If I sell the pig and donkey,
The frying pan and bed,
I will see the Exhibition
While it is a bob a head.
Never mind the rent or taxes,
Dear Polly come with me,
To the great Exhibition all
The wonders for to see.
London, Disley, Printer, Arthur-street, Oxford-street (1851)
Letter From Charles Dickens to G. W. Curtis (April 1851)
“As you do not say that you are coming to see the great exhibition I conclude that you intend to be the man, memorable through future ages, who didn’t see it” (Letters 371)
27 April 2010
Dickens and the House of Glass
There has been much discussion about the shift in Dickens’ writing starting with Bleak House, how his style and tone darkened. Surely there were a number of different motivations that caused this shift in style and tone; however, there is one event that seems to have some amount of influence in the writing of Bleak House: The Great Exhibition of 1851. The Exhibition is one of those events that modern life has a hard time understanding. How could something that could be described as a museum or a trade show alter society, much less a book? To understand the answer we must first understand the Great Exhibition itself.
The Great Exhibition was the first international exhibition ever held. “The history of the world, I venture to say” wrote Henry Cole, one of the most important men involved in the planning and execution of the Exhibition, “records no event comparable in its promotion of human industry, with that of the Great Exhibition of the Works of Industry of all Nations in 1851. A great people invited all civilized nations to a festival, to bring into comparison the works of human skill” (Gibbs Smith p7). In essence The Great Exhibition was a trade show; something that has been around since the Middle Ages, but the scope of it was what set it apart from the trade shows of the past. The goal was no less than the inclusion of every important type and process of manufacturing then known, the successful appeal to all classes of the population, the stimulation of trade, the creation of holiday travel, and to promote education of the public. The location for the Great Exhibition was known as the Crystal Palace in Hyde Park, London. The building was a gigantic structure of wood, iron, and glass that stretched out to the length of over six football fields. Half of the 990,000 square foot building was given over to the British and the other half to the nations of the world. Each exhibit would be grouped into one of six primary categories and thirty sub-categories. The six major divisions were: Raw Material, Machinery, Manufactures: Textile Fabrics, Manufactures: Metallic, Vitreous and Ceramic, Miscellaneous, and Fine Arts (Gibbs-Smith pg 16). There were 13,937 exhibitors showing over 100,000 exhibits. It was opened for only five months and fifteen days. It had over six million visitors (Gibbs-Smith pg 24).
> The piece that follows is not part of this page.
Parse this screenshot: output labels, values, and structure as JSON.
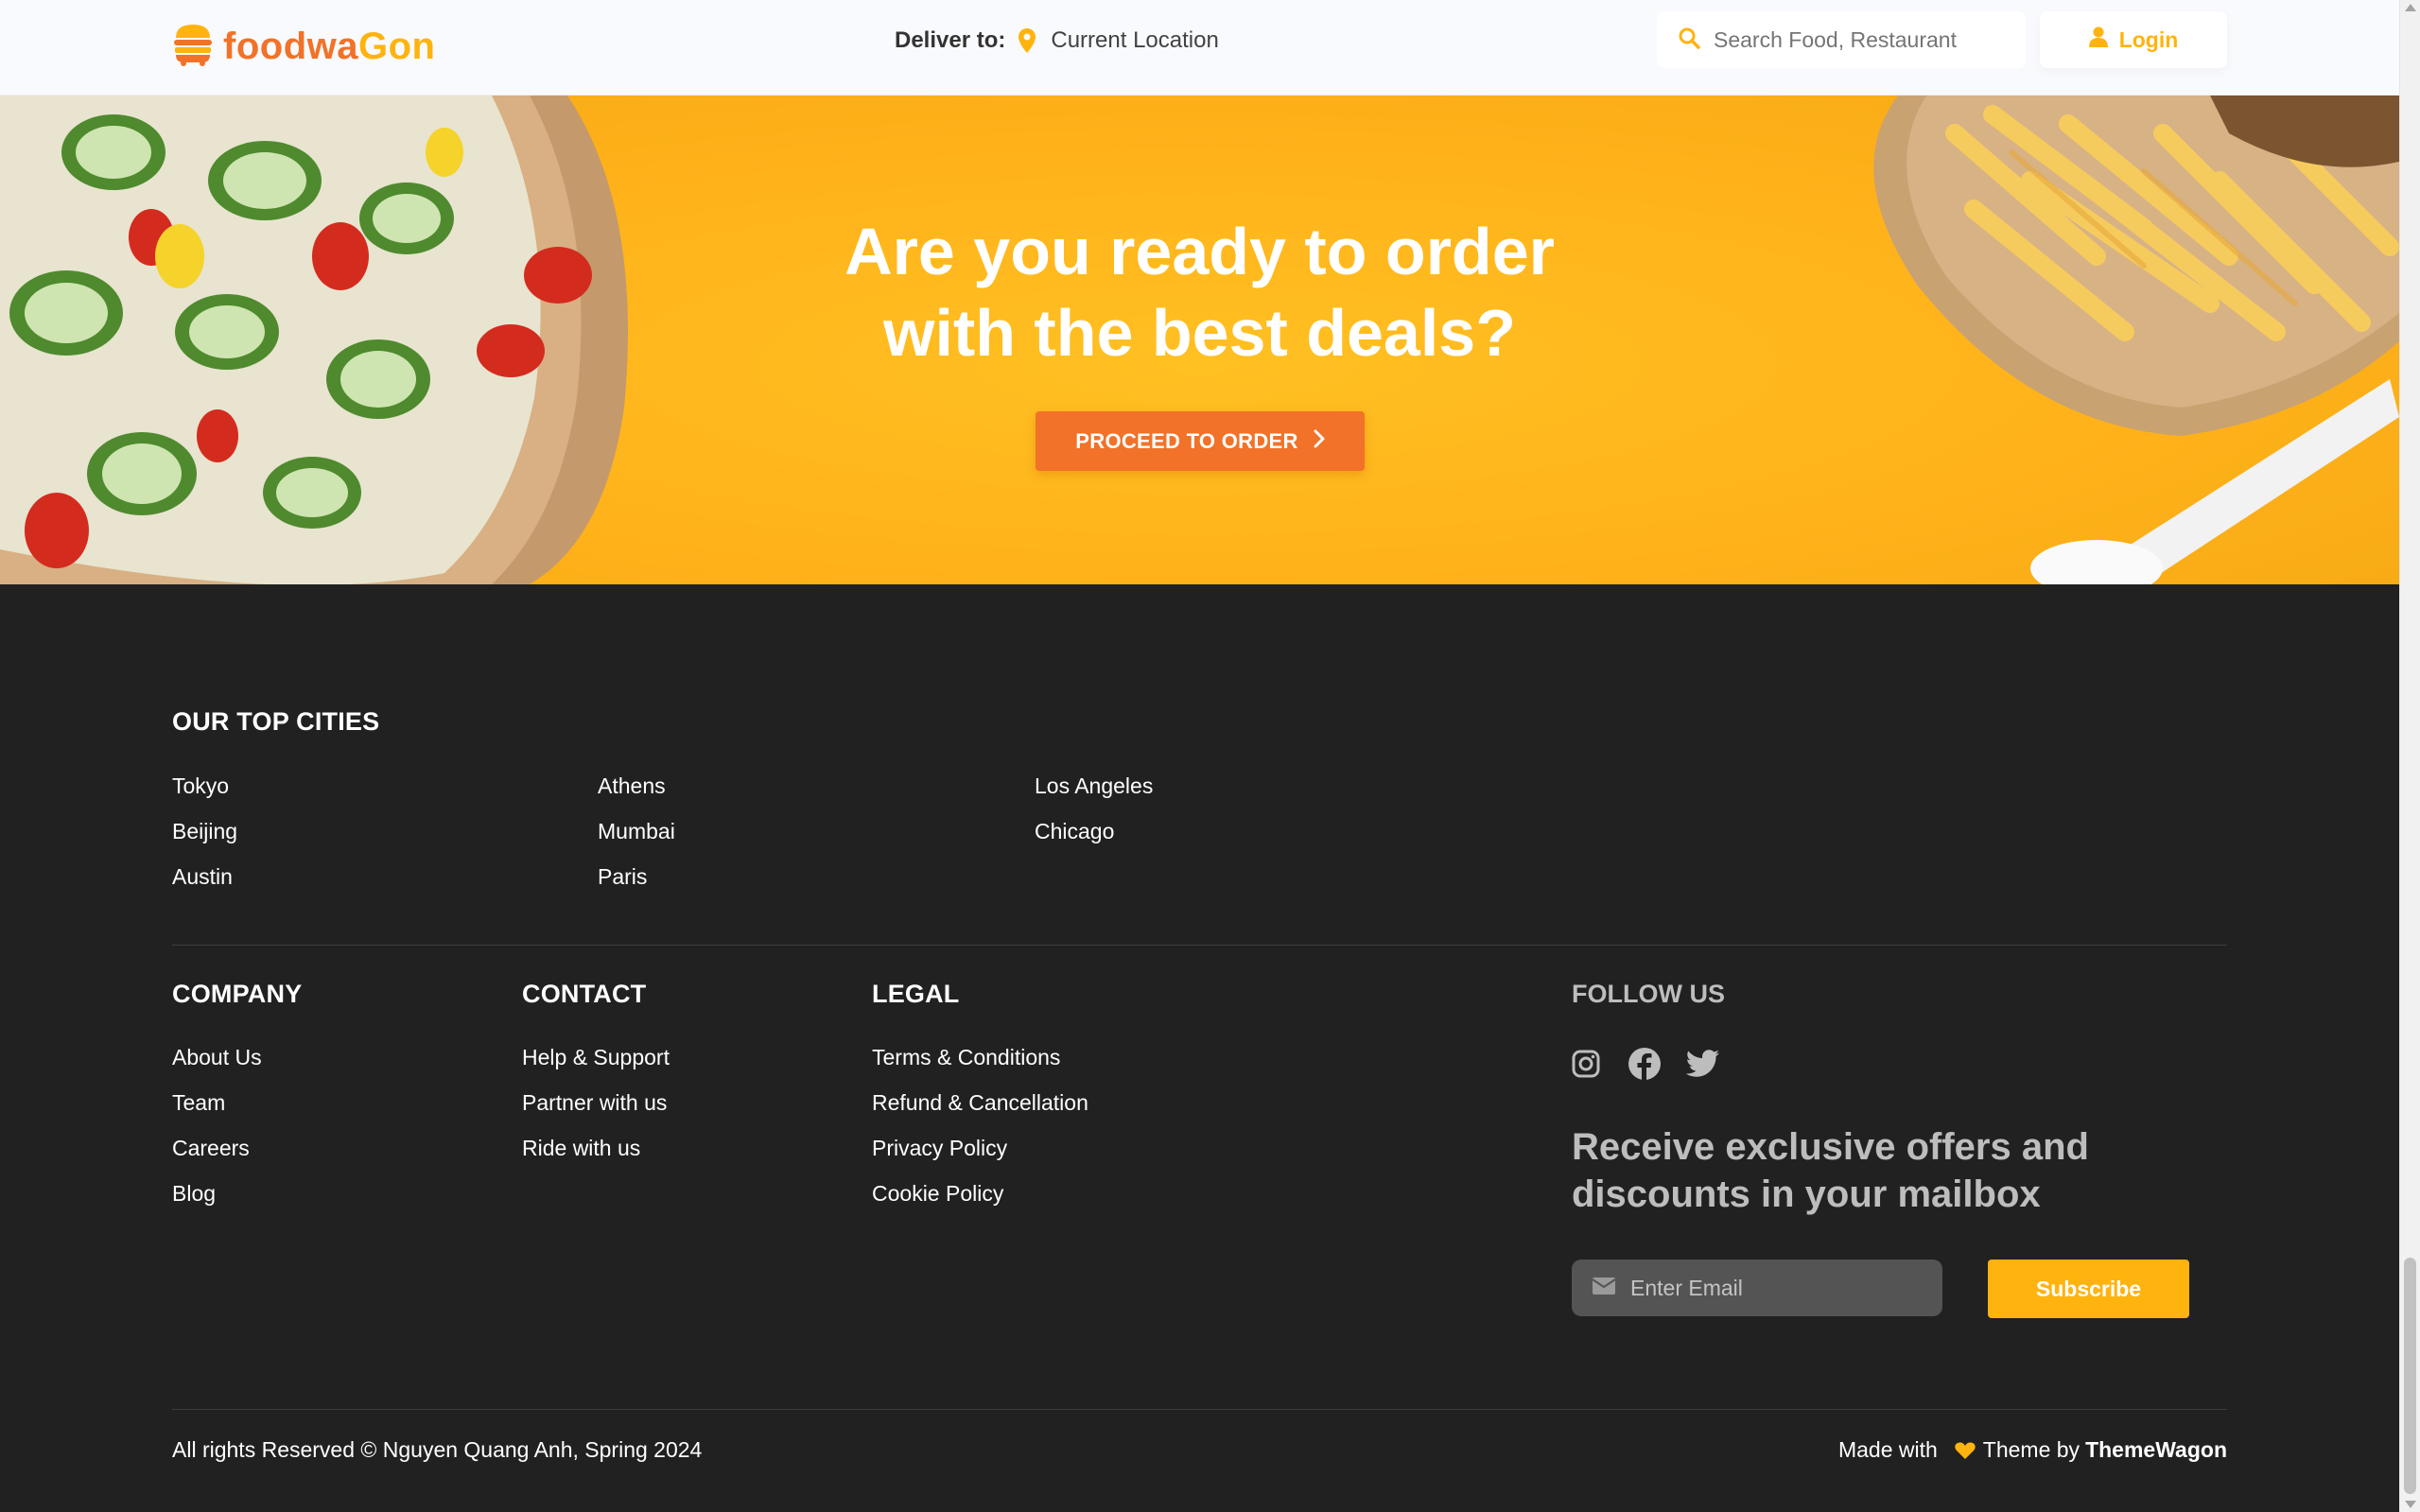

So what does this have to do with Dickens? First off in May of 1850, a committee set up by Prince Albert to “promote the interests of the working classes at the exhibition and to interest them in it” (Auerbach 130). Known as the Central Working Class Committee (CWCC), they consisted of members of Parliament, the clergy, and a few known literary figures such as Thackeray and Dickens. The CWCC requested to be officially sanctioned by the Royal Commission, the agency ultimately responsible for the Exhibition. The request was denied. Dickens proposed to dissolve the CWCC. It had been in existence for less than a month. According to one of the members of the CWCC, the Royal Commission refused to exhibit any artifacts...